Website and app data records
>>>
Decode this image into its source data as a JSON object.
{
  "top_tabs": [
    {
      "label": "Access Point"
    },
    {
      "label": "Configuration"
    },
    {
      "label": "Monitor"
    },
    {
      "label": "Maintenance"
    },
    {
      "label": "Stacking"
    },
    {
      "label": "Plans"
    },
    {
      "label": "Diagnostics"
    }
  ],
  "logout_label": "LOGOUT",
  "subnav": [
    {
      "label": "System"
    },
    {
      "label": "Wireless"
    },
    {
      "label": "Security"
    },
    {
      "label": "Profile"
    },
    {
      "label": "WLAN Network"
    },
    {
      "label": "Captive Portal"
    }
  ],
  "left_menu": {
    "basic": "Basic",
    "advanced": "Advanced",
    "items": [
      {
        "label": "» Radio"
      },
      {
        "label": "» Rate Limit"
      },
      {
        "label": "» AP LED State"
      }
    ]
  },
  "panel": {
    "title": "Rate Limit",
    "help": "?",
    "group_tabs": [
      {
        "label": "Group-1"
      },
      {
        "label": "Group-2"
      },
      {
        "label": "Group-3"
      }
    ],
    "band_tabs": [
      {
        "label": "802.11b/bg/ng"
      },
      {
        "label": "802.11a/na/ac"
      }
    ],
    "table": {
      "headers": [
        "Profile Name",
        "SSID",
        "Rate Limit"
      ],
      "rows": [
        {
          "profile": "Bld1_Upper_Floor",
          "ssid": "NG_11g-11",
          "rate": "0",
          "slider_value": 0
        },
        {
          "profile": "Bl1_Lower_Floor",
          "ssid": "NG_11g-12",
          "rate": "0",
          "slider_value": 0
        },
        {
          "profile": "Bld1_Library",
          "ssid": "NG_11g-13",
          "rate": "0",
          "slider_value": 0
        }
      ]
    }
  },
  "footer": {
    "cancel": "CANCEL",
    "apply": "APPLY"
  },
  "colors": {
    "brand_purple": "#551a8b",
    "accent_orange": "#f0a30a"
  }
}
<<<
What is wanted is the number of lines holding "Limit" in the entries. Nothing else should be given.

3